Ask the Doctor

Examining the link between eczema and food allergy

Q: Is my baby at higher risk of food allergies due to her eczema?

A: Eczema Society of Canada contacted Vancouver based paediatrician and eczema expert Dr. Joseph Lam, MD, FRCPC to learn more about the connection between atopic dermatitis (the most common form of eczema) and food allergies.

“With atopic dermatitis (eczema), one of the features is sensitive skin.  This doesn’t just lead to the skin being more likely to get irritated.  It can also allow food proteins to enter the skin and trigger the immune system to recognize these food proteins as something it needs to attack.  The next time the infant eats the food, the body may decide to attack the food protein, leading to the symptoms of a food allergy.”, says Dr. Lam.
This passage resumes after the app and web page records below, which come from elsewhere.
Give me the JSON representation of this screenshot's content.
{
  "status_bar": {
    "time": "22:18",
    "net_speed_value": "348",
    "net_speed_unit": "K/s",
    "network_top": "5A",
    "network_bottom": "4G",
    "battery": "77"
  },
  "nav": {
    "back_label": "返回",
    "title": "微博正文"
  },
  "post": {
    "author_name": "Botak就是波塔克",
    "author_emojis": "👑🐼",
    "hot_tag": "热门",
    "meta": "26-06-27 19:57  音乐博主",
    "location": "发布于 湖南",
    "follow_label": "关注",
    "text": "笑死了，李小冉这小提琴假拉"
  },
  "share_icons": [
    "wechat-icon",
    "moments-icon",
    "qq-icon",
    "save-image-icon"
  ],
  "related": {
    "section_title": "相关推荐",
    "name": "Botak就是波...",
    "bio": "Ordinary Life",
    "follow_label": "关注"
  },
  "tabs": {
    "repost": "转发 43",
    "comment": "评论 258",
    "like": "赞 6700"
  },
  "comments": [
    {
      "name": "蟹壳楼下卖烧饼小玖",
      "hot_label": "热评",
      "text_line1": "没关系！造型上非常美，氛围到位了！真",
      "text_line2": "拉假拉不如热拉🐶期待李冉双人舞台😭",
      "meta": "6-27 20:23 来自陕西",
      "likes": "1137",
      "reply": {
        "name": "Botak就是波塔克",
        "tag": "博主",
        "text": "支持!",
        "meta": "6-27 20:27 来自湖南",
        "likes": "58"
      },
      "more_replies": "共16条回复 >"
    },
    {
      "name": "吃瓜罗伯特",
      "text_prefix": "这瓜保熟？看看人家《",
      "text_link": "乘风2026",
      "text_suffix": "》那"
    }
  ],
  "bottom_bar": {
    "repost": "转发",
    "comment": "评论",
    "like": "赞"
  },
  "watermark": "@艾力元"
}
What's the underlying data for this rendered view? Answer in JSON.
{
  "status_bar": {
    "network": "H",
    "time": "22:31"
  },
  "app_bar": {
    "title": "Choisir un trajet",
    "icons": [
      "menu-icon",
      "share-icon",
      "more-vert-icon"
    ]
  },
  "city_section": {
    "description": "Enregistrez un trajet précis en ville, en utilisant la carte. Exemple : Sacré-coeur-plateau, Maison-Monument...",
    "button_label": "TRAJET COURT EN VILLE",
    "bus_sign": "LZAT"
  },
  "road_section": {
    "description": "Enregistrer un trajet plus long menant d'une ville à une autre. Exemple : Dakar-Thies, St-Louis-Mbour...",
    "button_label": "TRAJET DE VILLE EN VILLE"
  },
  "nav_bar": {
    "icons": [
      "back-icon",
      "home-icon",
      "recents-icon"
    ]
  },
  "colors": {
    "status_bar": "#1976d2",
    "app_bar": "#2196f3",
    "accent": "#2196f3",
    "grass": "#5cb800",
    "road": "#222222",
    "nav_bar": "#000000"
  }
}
“Fortunately, it seems that early introduction of foods can help reduce this risk. A recent landmark study demonstrated that early introduction of peanuts to “high-risk” infants (such as infants with severe eczema) reduced the odds of developing an allergy by 70-80 per cent. Its findings were a breakthrough in how we understand the link between food allergy and eczema.”

Dr. Lam offered guidance to better understand this new research: “To help navigate this emerging research, the Canadian Paediatric Society issued guidance in early 2019 on introducing allergenic foods to infants at high risk of developing food allergies. For example, they recommend introducing common allergenic foods to babies who were at risk of developing food allergies at around six months of age, but not before four months. High risk was defined as having a history of eczema or having a first-degree relative – such as a parent or sibling – with allergies. To read the full guidelines visit cps.ca/en/documents/position/allergenic-solids and consult with your child’s health care provider.”

Dr. Lam reminds us to consult with our own health care providers: “It is important to also remember that while there is a link between food allergies and eczema, there is no current evidence to support that that certain foods cause eczema. This means it is not recommended to use elimination diets or avoid certain foods as a method to manage eczema. If you think a certain food is linked with your eczema flares, consult with your healthcare provider.”

Working with your own health care provider is very important, and Dr. Lam reminds us again, “If your infant has severe eczema you should consult your allergist, dermatologist, or healthcare provider before introducing any allergenic foods into their diet (such as peanuts).”

Dr. Joseph Lam is a paediatrician from Vancouver, British Columbia.